Your task => Every entry below should be copied exactly, minus the pictures.
━━━ Extracted data
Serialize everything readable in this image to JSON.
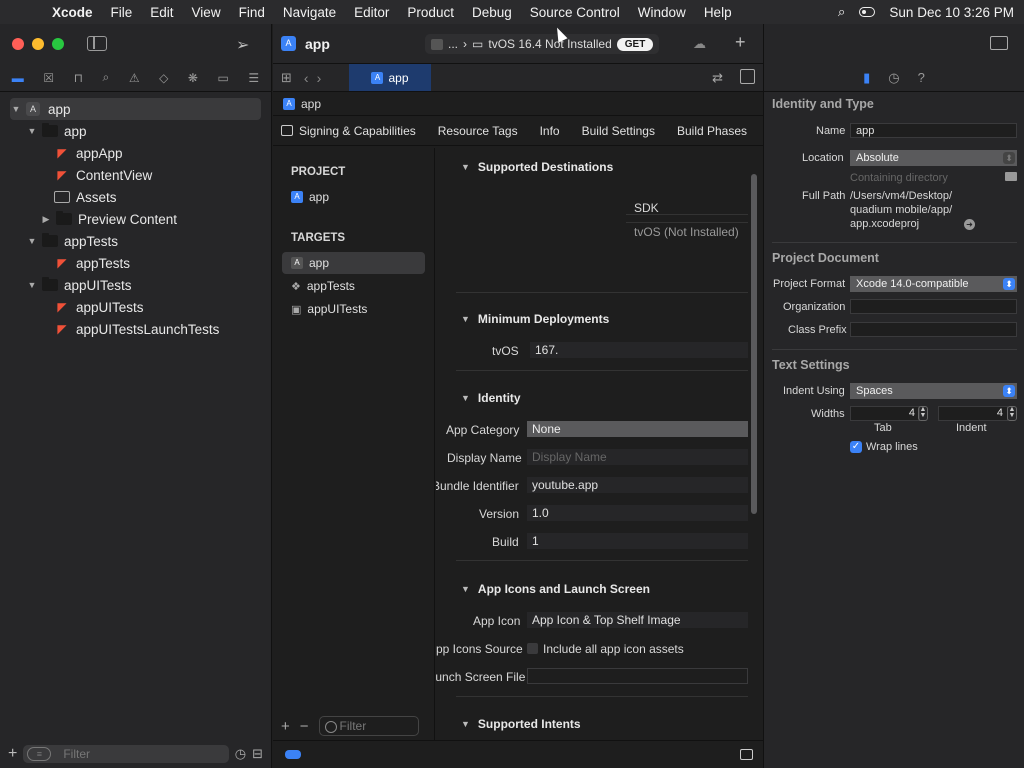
{
  "menubar": {
    "app_name": "Xcode",
    "items": [
      "File",
      "Edit",
      "View",
      "Find",
      "Navigate",
      "Editor",
      "Product",
      "Debug",
      "Source Control",
      "Window",
      "Help"
    ],
    "datetime": "Sun Dec 10  3:26 PM"
  },
  "toolbar": {
    "project_title": "app",
    "scheme_prefix": "...",
    "destination": "tvOS 16.4 Not Installed",
    "get_label": "GET",
    "tab_label": "app",
    "jump_label": "app"
  },
  "navigator": {
    "tree": [
      {
        "label": "app",
        "kind": "project",
        "level": 0,
        "open": true
      },
      {
        "label": "app",
        "kind": "folder",
        "level": 1,
        "open": true
      },
      {
        "label": "appApp",
        "kind": "swift",
        "level": 2
      },
      {
        "label": "ContentView",
        "kind": "swift",
        "level": 2
      },
      {
        "label": "Assets",
        "kind": "assets",
        "level": 2
      },
      {
        "label": "Preview Content",
        "kind": "folder",
        "level": 2,
        "open": false
      },
      {
        "label": "appTests",
        "kind": "folder",
        "level": 1,
        "open": true
      },
      {
        "label": "appTests",
        "kind": "swift",
        "level": 2
      },
      {
        "label": "appUITests",
        "kind": "folder",
        "level": 1,
        "open": true
      },
      {
        "label": "appUITests",
        "kind": "swift",
        "level": 2
      },
      {
        "label": "appUITestsLaunchTests",
        "kind": "swift",
        "level": 2
      }
    ],
    "filter_placeholder": "Filter"
  },
  "settings_tabs": [
    "Signing & Capabilities",
    "Resource Tags",
    "Info",
    "Build Settings",
    "Build Phases"
  ],
  "targets_panel": {
    "project_header": "PROJECT",
    "project_item": "app",
    "targets_header": "TARGETS",
    "targets": [
      "app",
      "appTests",
      "appUITests"
    ],
    "filter_placeholder": "Filter"
  },
  "general": {
    "supported_destinations": {
      "title": "Supported Destinations",
      "sdk_header": "SDK",
      "sdk_value": "tvOS (Not Installed)"
    },
    "minimum_deployments": {
      "title": "Minimum Deployments",
      "label": "tvOS",
      "value": "167."
    },
    "identity": {
      "title": "Identity",
      "app_category_label": "App Category",
      "app_category_value": "None",
      "display_name_label": "Display Name",
      "display_name_placeholder": "Display Name",
      "bundle_id_label": "Bundle Identifier",
      "bundle_id_value": "youtube.app",
      "version_label": "Version",
      "version_value": "1.0",
      "build_label": "Build",
      "build_value": "1"
    },
    "app_icons": {
      "title": "App Icons and Launch Screen",
      "app_icon_label": "App Icon",
      "app_icon_value": "App Icon & Top Shelf Image",
      "icons_source_label": "App Icons Source",
      "include_all_label": "Include all app icon assets",
      "launch_screen_label": "Launch Screen File"
    },
    "supported_intents": {
      "title": "Supported Intents"
    }
  },
  "inspector": {
    "identity_type": {
      "title": "Identity and Type",
      "name_label": "Name",
      "name_value": "app",
      "location_label": "Location",
      "location_value": "Absolute",
      "containing_label": "Containing directory",
      "full_path_label": "Full Path",
      "full_path_line1": "/Users/vm4/Desktop/",
      "full_path_line2": "quadium mobile/app/",
      "full_path_line3": "app.xcodeproj"
    },
    "project_document": {
      "title": "Project Document",
      "format_label": "Project Format",
      "format_value": "Xcode 14.0-compatible",
      "org_label": "Organization",
      "prefix_label": "Class Prefix"
    },
    "text_settings": {
      "title": "Text Settings",
      "indent_using_label": "Indent Using",
      "indent_using_value": "Spaces",
      "widths_label": "Widths",
      "tab_value": "4",
      "indent_value": "4",
      "tab_caption": "Tab",
      "indent_caption": "Indent",
      "wrap_lines_label": "Wrap lines",
      "wrap_lines_checked": true
    }
  },
  "colors": {
    "accent": "#3b82f6",
    "selected_tab": "#1e3b6e"
  }
}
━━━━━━
Task response =>
Serialize everything readable in this image to JSON.
{
  "menubar": {
    "app_name": "Xcode",
    "items": [
      "File",
      "Edit",
      "View",
      "Find",
      "Navigate",
      "Editor",
      "Product",
      "Debug",
      "Source Control",
      "Window",
      "Help"
    ],
    "datetime": "Sun Dec 10  3:26 PM"
  },
  "toolbar": {
    "project_title": "app",
    "scheme_prefix": "...",
    "destination": "tvOS 16.4 Not Installed",
    "get_label": "GET",
    "tab_label": "app",
    "jump_label": "app"
  },
  "navigator": {
    "tree": [
      {
        "label": "app",
        "kind": "project",
        "level": 0,
        "open": true
      },
      {
        "label": "app",
        "kind": "folder",
        "level": 1,
        "open": true
      },
      {
        "label": "appApp",
        "kind": "swift",
        "level": 2
      },
      {
        "label": "ContentView",
        "kind": "swift",
        "level": 2
      },
      {
        "label": "Assets",
        "kind": "assets",
        "level": 2
      },
      {
        "label": "Preview Content",
        "kind": "folder",
        "level": 2,
        "open": false
      },
      {
        "label": "appTests",
        "kind": "folder",
        "level": 1,
        "open": true
      },
      {
        "label": "appTests",
        "kind": "swift",
        "level": 2
      },
      {
        "label": "appUITests",
        "kind": "folder",
        "level": 1,
        "open": true
      },
      {
        "label": "appUITests",
        "kind": "swift",
        "level": 2
      },
      {
        "label": "appUITestsLaunchTests",
        "kind": "swift",
        "level": 2
      }
    ],
    "filter_placeholder": "Filter"
  },
  "settings_tabs": [
    "Signing & Capabilities",
    "Resource Tags",
    "Info",
    "Build Settings",
    "Build Phases"
  ],
  "targets_panel": {
    "project_header": "PROJECT",
    "project_item": "app",
    "targets_header": "TARGETS",
    "targets": [
      "app",
      "appTests",
      "appUITests"
    ],
    "filter_placeholder": "Filter"
  },
  "general": {
    "supported_destinations": {
      "title": "Supported Destinations",
      "sdk_header": "SDK",
      "sdk_value": "tvOS (Not Installed)"
    },
    "minimum_deployments": {
      "title": "Minimum Deployments",
      "label": "tvOS",
      "value": "167."
    },
    "identity": {
      "title": "Identity",
      "app_category_label": "App Category",
      "app_category_value": "None",
      "display_name_label": "Display Name",
      "display_name_placeholder": "Display Name",
      "bundle_id_label": "Bundle Identifier",
      "bundle_id_value": "youtube.app",
      "version_label": "Version",
      "version_value": "1.0",
      "build_label": "Build",
      "build_value": "1"
    },
    "app_icons": {
      "title": "App Icons and Launch Screen",
      "app_icon_label": "App Icon",
      "app_icon_value": "App Icon & Top Shelf Image",
      "icons_source_label": "App Icons Source",
      "include_all_label": "Include all app icon assets",
      "launch_screen_label": "Launch Screen File"
    },
    "supported_intents": {
      "title": "Supported Intents"
    }
  },
  "inspector": {
    "identity_type": {
      "title": "Identity and Type",
      "name_label": "Name",
      "name_value": "app",
      "location_label": "Location",
      "location_value": "Absolute",
      "containing_label": "Containing directory",
      "full_path_label": "Full Path",
      "full_path_line1": "/Users/vm4/Desktop/",
      "full_path_line2": "quadium mobile/app/",
      "full_path_line3": "app.xcodeproj"
    },
    "project_document": {
      "title": "Project Document",
      "format_label": "Project Format",
      "format_value": "Xcode 14.0-compatible",
      "org_label": "Organization",
      "prefix_label": "Class Prefix"
    },
    "text_settings": {
      "title": "Text Settings",
      "indent_using_label": "Indent Using",
      "indent_using_value": "Spaces",
      "widths_label": "Widths",
      "tab_value": "4",
      "indent_value": "4",
      "tab_caption": "Tab",
      "indent_caption": "Indent",
      "wrap_lines_label": "Wrap lines",
      "wrap_lines_checked": true
    }
  },
  "colors": {
    "accent": "#3b82f6",
    "selected_tab": "#1e3b6e"
  }
}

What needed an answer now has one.